The Sheffield Support Snood: The development of a novel cervical orthosis to support neck weakness due to neurological disease

Many people with neurological conditions develop neck muscle weakness, leading to pain and restricted movement, as well as problems with swallowing, breathing and communication.  The Sheffield Support Snood helps to alleviate these problems.

Project Lead and Organisation

Dr Chris McDermott, Sheffield Institute for Translational Neuroscience (SITraN), University of Sheffield

When did project start?


Clinical Requirement

There are around 5000 people in the UK living with motor neurone disease (MND)/Amyotrophic Lateral Sclerosis (ALS). Current practice and guidelines for care of patients with MND/ALS recommend the use of neck orthoses to compensate for neck weakness and to provide support.  A review of the available orthoses described discomfort and restriction for patients, and concluded that there was a need for a new device that fully addressed the needs of people with MND/ALS.
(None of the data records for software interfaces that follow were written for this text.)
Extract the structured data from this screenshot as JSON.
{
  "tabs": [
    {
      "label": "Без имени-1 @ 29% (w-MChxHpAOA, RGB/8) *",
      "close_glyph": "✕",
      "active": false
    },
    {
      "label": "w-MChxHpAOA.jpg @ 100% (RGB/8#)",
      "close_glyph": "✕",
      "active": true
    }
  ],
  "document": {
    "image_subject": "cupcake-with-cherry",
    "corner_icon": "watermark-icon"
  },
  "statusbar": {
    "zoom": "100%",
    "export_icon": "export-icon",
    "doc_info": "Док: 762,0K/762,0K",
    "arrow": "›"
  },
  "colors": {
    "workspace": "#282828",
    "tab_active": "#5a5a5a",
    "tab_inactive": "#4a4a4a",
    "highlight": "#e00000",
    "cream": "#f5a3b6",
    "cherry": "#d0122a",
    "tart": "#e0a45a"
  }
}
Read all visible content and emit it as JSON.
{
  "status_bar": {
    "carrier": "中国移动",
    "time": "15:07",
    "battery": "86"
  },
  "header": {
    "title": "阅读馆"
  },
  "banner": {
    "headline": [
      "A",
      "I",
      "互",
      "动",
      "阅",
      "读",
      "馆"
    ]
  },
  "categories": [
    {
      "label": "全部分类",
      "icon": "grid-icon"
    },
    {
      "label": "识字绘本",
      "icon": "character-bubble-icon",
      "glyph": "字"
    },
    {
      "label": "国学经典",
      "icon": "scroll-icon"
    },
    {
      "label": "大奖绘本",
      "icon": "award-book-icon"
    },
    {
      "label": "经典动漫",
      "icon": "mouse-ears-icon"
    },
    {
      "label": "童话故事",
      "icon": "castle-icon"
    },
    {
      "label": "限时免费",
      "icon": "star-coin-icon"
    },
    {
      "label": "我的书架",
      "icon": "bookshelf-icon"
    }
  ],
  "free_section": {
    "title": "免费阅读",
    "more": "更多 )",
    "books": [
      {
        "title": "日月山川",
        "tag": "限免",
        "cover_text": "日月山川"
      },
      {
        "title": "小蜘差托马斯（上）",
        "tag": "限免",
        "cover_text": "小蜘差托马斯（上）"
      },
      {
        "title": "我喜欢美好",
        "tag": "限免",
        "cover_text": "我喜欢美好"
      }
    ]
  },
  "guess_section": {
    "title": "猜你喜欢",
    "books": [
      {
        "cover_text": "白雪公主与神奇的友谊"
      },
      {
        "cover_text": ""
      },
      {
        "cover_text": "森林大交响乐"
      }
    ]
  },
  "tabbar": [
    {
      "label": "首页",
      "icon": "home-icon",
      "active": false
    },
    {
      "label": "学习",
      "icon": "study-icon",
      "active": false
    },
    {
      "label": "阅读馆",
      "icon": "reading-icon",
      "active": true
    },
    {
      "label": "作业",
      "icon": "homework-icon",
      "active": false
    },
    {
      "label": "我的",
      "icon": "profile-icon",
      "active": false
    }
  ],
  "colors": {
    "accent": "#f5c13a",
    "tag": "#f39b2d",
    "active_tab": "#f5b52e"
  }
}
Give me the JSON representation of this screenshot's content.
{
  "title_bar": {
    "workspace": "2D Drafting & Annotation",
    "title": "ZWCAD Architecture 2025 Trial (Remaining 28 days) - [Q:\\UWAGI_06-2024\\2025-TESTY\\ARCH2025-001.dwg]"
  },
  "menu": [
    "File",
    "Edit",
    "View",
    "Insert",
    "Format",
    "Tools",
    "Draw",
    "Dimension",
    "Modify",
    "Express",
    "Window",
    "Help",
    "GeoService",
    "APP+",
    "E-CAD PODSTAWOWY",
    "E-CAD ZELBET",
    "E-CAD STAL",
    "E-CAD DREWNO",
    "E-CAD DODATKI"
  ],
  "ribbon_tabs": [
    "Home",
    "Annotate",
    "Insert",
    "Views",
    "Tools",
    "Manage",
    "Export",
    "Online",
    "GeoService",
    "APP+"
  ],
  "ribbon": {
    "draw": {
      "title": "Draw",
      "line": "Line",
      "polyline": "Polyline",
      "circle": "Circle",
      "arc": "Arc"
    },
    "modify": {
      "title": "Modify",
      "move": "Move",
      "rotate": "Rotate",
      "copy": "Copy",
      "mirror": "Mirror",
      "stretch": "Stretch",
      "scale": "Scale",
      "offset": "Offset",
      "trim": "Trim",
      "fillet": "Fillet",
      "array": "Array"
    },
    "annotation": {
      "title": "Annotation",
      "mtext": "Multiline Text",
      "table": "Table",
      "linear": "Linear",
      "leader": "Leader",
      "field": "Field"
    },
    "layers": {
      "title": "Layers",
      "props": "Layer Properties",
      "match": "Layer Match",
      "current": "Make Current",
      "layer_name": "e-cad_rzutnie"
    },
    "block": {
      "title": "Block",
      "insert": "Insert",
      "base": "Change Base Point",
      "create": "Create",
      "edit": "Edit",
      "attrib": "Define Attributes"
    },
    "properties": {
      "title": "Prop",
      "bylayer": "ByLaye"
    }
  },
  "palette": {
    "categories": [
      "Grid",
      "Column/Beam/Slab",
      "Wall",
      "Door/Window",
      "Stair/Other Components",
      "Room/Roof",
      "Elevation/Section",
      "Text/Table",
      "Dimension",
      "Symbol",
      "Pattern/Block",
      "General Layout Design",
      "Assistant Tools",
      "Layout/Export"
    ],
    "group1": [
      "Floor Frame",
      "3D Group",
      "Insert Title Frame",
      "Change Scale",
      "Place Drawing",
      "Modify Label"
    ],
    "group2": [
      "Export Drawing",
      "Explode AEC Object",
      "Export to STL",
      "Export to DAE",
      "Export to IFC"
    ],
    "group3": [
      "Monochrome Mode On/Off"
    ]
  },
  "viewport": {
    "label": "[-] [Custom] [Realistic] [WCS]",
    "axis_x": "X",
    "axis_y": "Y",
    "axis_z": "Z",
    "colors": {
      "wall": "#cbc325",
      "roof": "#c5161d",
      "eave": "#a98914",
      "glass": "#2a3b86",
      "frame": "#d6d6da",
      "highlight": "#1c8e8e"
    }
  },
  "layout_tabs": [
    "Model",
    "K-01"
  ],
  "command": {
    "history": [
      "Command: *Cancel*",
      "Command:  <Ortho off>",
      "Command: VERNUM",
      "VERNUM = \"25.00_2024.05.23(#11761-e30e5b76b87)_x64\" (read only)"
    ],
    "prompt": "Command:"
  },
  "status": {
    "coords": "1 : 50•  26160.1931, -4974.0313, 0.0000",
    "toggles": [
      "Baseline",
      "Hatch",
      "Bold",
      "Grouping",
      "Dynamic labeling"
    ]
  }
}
The Solution

The need for this project came directly from users and carers.  The project was initially proposed by a Clinical Studies Group for Motor Neuron Disease (MND), with support from carers and patients, who approached Devices for Dignity (D4D) with the view that the current cervical orthoses are inadequate in terms of function and comfort.

A collaborative project between D4D, the University of Sheffield, the Motor Neuron Disease Association (MNDA) charity and Sheffield Hallam University obtained NIHR i4i funding to work in collaboration with patients, carers, designers, physiotherapists and a consultant neurologist to develop a new orthotic collar.  The project has developed a CE marked class 1 medical device, the Sheffield Support Snood, which is currently being trialled with 150 patients with neck weakness as a result of their neurological condition across 10 sites in the UK and Ireland.

D4D has taken the lead role with regard to project management and clinical trial management to ensure the project delivers against its objectives, as well as the regulatory arrangements through to the granting of the CE mark.  It is through D4D’s Core Team that the study was able to re-open on the NIHR CRN Portfolio.  In parallel to this activity, D4D has also been active in managing the IP aspects of this device and in exploring the most suitable business/manufacturing partners to ensure this product is licenced with a suitable return on investment to the NHS while offering the product to patients at an affordable price.


Whilst the cervical orthosis developed as a result of this project uses MND as a case condition, it will also benefit individuals with weakness of the neck muscles due to other diseases, such as stroke, myopathy, dystonia and multiple sclerosis.  In addition to the 5000 people in the UK living with MND/ALS, there is also an estimated 100,000 people living with multiple sclerosis and 250,000 people living with the effects of stroke.

Having spoken with a number of healthcare professionals, it is clear that there is a need in the cervical orthoses market for a collar that provides support, without restricting movement, which is exactly what the Sheffield Support Snood offers.  Having completed a successful pilot study on 20 patients, the team have gone on to conduct a full Clinical Evaluation in 150 patients with MND and other conditions whereby patients suffer neck muscle weakness.  Early feedback that we have received from patients and carers has been extremely positive and encouraging:

“No comparison to other collars – it works”

“This collar gives support but also freedom of movement – I can wear it to drive.”

“My head is better positioned therefore do not feel as tired as before having the head resting on my chest.”

“[This collar] has helped me to enjoy shopping again because my head is up.”


  • NIHR HTC Devices for Dignity (D4D)
  • Sheffield Teaching Hospitals NHS Foundation Trust
  • Sheffield Hallam University
  • The University of Sheffield
  • Barnsley Hospital NHS Foundation Trust
  • Motor Neurone Disease Association (MNDA)
  • NIHR Invention for Innovation (i4i)
  • National Institute for Health Research (NIHR)


  • Baxter, S et al. (2016) Evaluating a novel cervical orthosis, the Sheffield Support Snood, in patients with amyotrophic lateral sclerosis/motor neuron disease with neck weakness. Amyotrophic Lateral Sclerosis and Frontotemporal Degeneration, 1-7.
  • Pancani, S. et al. (2015). Assessment of the Sheffield Support Snood, an innovative cervical orthosis designed for people affected by neck weakness.  Clinical Biomechanice, 32, 201-206.
  • Heath, R. et al. (2015). Head up: an interdisciplinary, participatory and co-design process informing the development of a novel neck support for people living with progressive neck muscle weakness. Journal of Medical Engineering & Technology, 39 (7), 404-410.


Patent Filings: patent applications covering the configuration and design approach have been filed as follows:

  • GB2516725 (B1) granted 29th September 2015, published 28th October 2015
  • US2016074202 (A1) published 17th March 2016 claiming priority 9th May 2013
  • EP2994077 (A1) published 16th March 2016 claiming priority 9th May 2013
  • Patents are pending in the US and Europe.